Biologically Integrated Disease, Pest and Weed Control Management – Healthy soil produces healthy plants, which are less prone to insect problems or disease. This system itself can become self-regulating to a certain degree. Our interventions can be seen to support health instead of removing the pest or curing the disease.

Timing is Important – When one sees that plants are attuned to solar, lunar and planetary rhythms, then one can optimize actions in accord with these conditions. By noticing the subtleties of Nature we can encourage her to express herself. Therefore, planting calendars are often incorporated in the method of biodynamics. Full moon, new moon, ascending and descending nodes, apogee and perigee, eclipses and oppositions and conjunctions are some of the events that have traditionally been incorporated in these calendars. There is also evidence that the sideral zodiac plays an important part in plant growth. The biodynamic grower consciously seeks to engage the influences of the cosmos, the sun’s light and warmth, the fertility forces of the moon, and subtle planetary aspects.

Above and beyond sound organic practices, biodynamics is able to strengthen life forces and stimulate enzyme, hormone and trace mineral processes with the help of special preparations. Biodynamics awakens the plants and farm animals to their archetypal story and their future evolution. These methods have been researched and practiced for over eighty years in farms and gardens, orchards and vineyards all over the world. Growing numbers of doctors and therapists are urging their patients to include biodynamic produce in their diets because of the healing and nutritional benefits. Growing numbers of chefs are seeking food that has real flavor, has keeping quality and is alive. Biodynamic methods, when consistently practiced, guarantee the highest quality products. The certification has been established and is carried by the Demeter Associatioin, initially in Germany but now worldwide.

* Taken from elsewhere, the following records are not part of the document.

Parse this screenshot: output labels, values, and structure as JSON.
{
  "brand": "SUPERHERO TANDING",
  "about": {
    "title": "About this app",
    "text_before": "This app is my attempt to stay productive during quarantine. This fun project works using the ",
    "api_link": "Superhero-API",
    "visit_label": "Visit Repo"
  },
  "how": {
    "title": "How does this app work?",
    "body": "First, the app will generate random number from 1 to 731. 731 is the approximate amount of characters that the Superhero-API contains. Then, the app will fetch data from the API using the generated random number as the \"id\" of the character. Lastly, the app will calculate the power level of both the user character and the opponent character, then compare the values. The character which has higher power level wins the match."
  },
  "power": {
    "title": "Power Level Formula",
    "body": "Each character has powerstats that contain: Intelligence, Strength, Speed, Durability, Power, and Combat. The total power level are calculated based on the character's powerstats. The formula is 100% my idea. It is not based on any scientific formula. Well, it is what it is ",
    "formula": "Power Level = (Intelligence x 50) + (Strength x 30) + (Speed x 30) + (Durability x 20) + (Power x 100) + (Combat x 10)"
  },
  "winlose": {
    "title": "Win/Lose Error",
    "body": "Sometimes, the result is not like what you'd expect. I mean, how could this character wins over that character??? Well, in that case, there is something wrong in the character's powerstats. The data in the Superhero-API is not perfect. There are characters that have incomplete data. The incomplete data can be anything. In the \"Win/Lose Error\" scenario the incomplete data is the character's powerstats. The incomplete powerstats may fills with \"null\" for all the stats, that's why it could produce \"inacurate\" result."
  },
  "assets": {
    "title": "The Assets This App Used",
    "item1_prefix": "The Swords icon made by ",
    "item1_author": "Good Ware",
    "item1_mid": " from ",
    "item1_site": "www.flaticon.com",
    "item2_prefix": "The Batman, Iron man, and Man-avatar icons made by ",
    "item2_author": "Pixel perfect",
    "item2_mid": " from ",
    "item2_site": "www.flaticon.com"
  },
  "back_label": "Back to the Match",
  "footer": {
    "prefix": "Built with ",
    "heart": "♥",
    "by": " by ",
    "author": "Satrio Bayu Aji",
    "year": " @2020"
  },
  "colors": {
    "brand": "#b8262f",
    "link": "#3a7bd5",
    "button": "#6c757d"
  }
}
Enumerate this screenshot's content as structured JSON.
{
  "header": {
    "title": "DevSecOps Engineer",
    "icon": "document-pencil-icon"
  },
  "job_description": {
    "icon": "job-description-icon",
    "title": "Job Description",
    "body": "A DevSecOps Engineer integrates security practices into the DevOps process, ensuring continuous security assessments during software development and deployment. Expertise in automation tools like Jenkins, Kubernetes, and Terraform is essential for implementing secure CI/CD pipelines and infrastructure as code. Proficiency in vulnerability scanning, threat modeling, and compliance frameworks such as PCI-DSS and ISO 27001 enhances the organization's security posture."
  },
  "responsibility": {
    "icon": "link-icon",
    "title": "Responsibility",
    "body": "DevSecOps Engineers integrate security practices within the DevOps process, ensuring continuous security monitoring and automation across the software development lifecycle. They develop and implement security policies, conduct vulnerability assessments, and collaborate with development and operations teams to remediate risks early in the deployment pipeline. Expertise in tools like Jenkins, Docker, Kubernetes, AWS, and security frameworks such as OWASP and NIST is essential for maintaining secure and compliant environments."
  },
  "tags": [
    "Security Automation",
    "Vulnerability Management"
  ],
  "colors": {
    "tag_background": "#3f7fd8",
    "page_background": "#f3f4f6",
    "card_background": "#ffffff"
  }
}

When we consider healing, we are dealing with the intention ‘to make whole’ that which is ill. In Biodynamics we address this issue of healing:
• by maintaining soils that have a balanced regulatory function, active soil life and sufficient humus;

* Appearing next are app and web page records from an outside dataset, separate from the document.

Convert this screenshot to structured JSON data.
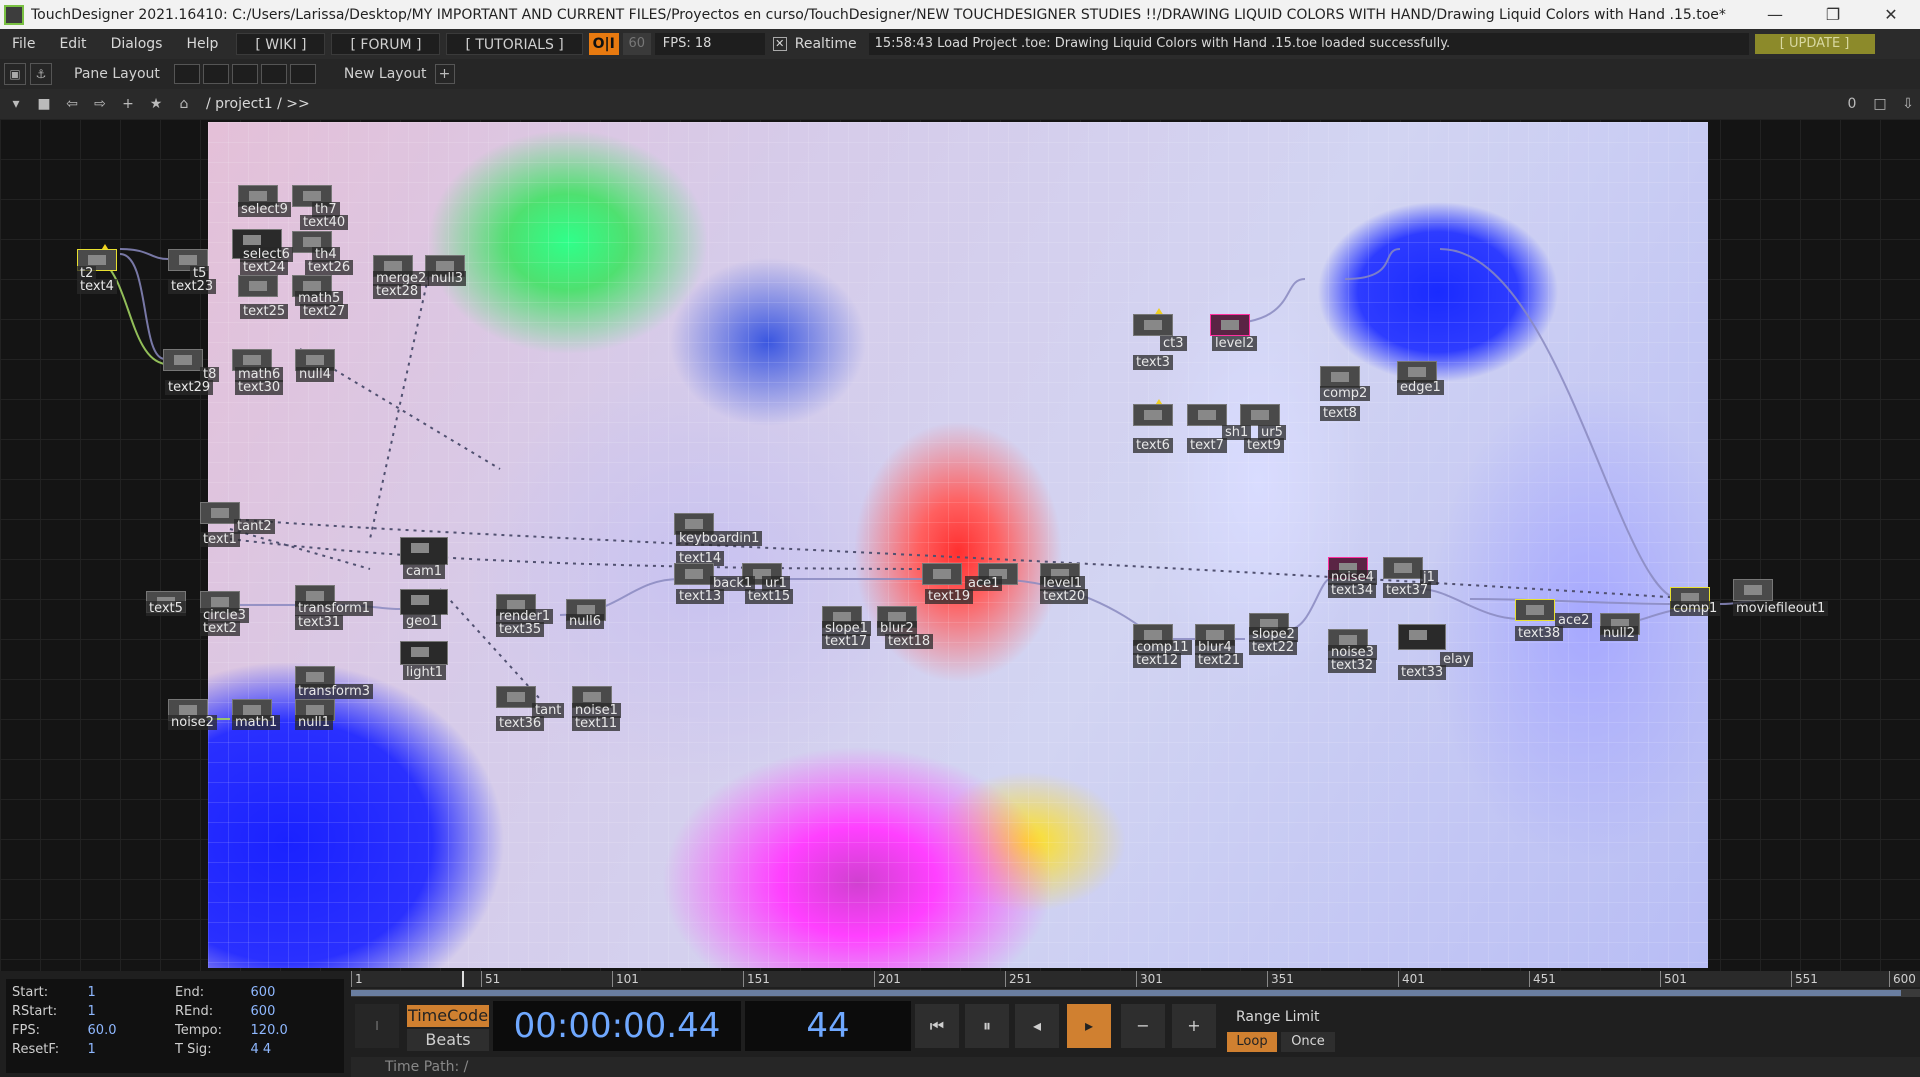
{
  "window": {
    "title": "TouchDesigner 2021.16410: C:/Users/Larissa/Desktop/MY IMPORTANT AND CURRENT FILES/Proyectos en curso/TouchDesigner/NEW TOUCHDESIGNER STUDIES !!/DRAWING LIQUID COLORS WITH HAND/Drawing Liquid Colors with Hand .15.toe*",
    "minimize": "—",
    "restore": "❐",
    "close": "✕"
  },
  "menubar": {
    "file": "File",
    "edit": "Edit",
    "dialogs": "Dialogs",
    "help": "Help",
    "wiki": "[ WIKI ]",
    "forum": "[ FORUM ]",
    "tutorials": "[ TUTORIALS ]",
    "oi": "O|I",
    "fps_target": "60",
    "fps": "FPS: 18",
    "realtime_check": "✕",
    "realtime": "Realtime",
    "status": "15:58:43 Load Project .toe: Drawing Liquid Colors with Hand .15.toe loaded successfully.",
    "update": "[ UPDATE ]"
  },
  "panebar": {
    "pane_layout": "Pane Layout",
    "new_layout": "New Layout",
    "plus": "+"
  },
  "pathbar": {
    "path": "/ project1 / >>",
    "counter": "0"
  },
  "nodes": {
    "t2": "t2",
    "text4": "text4",
    "t5": "t5",
    "text23": "text23",
    "select9": "select9",
    "th7": "th7",
    "text40": "text40",
    "select6": "select6",
    "th4": "th4",
    "text24": "text24",
    "text26": "text26",
    "math5": "math5",
    "text25": "text25",
    "text27": "text27",
    "merge2": "merge2",
    "null3": "null3",
    "text28": "text28",
    "t8": "t8",
    "math6": "math6",
    "null4": "null4",
    "text29": "text29",
    "text30": "text30",
    "tant2": "tant2",
    "text1": "text1",
    "text5": "text5",
    "circle3": "circle3",
    "text2": "text2",
    "transform1": "transform1",
    "text31": "text31",
    "cam1": "cam1",
    "geo1": "geo1",
    "light1": "light1",
    "transform3": "transform3",
    "noise2": "noise2",
    "math1": "math1",
    "null1": "null1",
    "render1": "render1",
    "text35": "text35",
    "null6": "null6",
    "tant": "tant",
    "noise1": "noise1",
    "text36": "text36",
    "text11": "text11",
    "keyboardin1": "keyboardin1",
    "text14": "text14",
    "back1": "back1",
    "ur1": "ur1",
    "text13": "text13",
    "text15": "text15",
    "slope1": "slope1",
    "blur2": "blur2",
    "text17": "text17",
    "text18": "text18",
    "ace1": "ace1",
    "level1": "level1",
    "text19": "text19",
    "text20": "text20",
    "ct3": "ct3",
    "level2": "level2",
    "text3": "text3",
    "comp2": "comp2",
    "text8": "text8",
    "edge1": "edge1",
    "sh1": "sh1",
    "ur5": "ur5",
    "text6": "text6",
    "text7": "text7",
    "text9": "text9",
    "comp11": "comp11",
    "blur4": "blur4",
    "slope2": "slope2",
    "text12": "text12",
    "text21": "text21",
    "text22": "text22",
    "noise4": "noise4",
    "j1": "j1",
    "text34": "text34",
    "text37": "text37",
    "noise3": "noise3",
    "text32": "text32",
    "elay": "elay",
    "text33": "text33",
    "ace2": "ace2",
    "null2": "null2",
    "text38": "text38",
    "comp1": "comp1",
    "moviefileout1": "moviefileout1"
  },
  "timeline": {
    "ticks": [
      "1",
      "51",
      "101",
      "151",
      "201",
      "251",
      "301",
      "351",
      "401",
      "451",
      "501",
      "551",
      "600"
    ],
    "stats": [
      {
        "k1": "Start:",
        "v1": "1",
        "k2": "End:",
        "v2": "600"
      },
      {
        "k1": "RStart:",
        "v1": "1",
        "k2": "REnd:",
        "v2": "600"
      },
      {
        "k1": "FPS:",
        "v1": "60.0",
        "k2": "Tempo:",
        "v2": "120.0"
      },
      {
        "k1": "ResetF:",
        "v1": "1",
        "k2": "T Sig:",
        "v2": "4    4"
      }
    ],
    "timecode_btn": "TimeCode",
    "beats_btn": "Beats",
    "timecode": "00:00:00.44",
    "frame": "44",
    "range_limit": "Range Limit",
    "loop": "Loop",
    "once": "Once",
    "time_path": "Time Path: /",
    "btn_first": "⏮",
    "btn_pause": "⏸",
    "btn_back": "◂",
    "btn_play": "▸",
    "btn_minus": "−",
    "btn_plus": "+",
    "btn_i": "I"
  }
}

• by creating on-farm composting and nutrient recycling;
• by panting and tending in harmony with the sun and moon rhythms and directing our attention to the stars;

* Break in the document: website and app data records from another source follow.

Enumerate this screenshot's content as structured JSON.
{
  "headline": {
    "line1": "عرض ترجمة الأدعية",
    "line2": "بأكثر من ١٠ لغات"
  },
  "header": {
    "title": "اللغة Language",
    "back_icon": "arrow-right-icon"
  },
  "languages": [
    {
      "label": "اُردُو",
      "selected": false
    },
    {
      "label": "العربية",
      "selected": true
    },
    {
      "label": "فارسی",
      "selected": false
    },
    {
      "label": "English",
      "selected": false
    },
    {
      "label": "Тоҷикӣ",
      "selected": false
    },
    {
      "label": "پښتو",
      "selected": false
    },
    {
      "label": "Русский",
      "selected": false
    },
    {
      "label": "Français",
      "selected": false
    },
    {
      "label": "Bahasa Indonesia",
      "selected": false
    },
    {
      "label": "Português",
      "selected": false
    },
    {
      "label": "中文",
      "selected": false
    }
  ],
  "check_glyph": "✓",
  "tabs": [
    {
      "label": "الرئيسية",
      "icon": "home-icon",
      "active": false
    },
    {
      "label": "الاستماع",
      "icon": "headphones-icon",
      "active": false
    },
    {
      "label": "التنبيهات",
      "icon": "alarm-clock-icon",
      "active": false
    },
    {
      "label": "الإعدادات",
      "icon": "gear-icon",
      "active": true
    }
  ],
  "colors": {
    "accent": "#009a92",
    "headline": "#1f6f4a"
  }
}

• by using herbal teas, silica sprays, and biodynamic preparations to assist in plant growth;
• by conscious respect and gratitude for the work of the elemental beings;
• by keeping our animals pastured in the open air, free to move and able to express their instincts;
• by creating farms, gardens and ranches that invite people of all ages to actively participate in growing and caring for the earth.

“Humanity has two choices: to learn from the whole of nature and the whole of the cosmos, or to allow nature and human life to degenerate and die off”. These words of Rudolf Steiner stress the importance of this new approach and just what is at stake. Consider Albert Einstein’s comment after the development of the atomic bomb”….the release of atom power has changed everything except our way of thinking…. the solution to this problem lies in the heart of mankind. If I had only known, I should have become a watchmaker.”Perhaps today we should add: “or have become a biodynamic farmer.”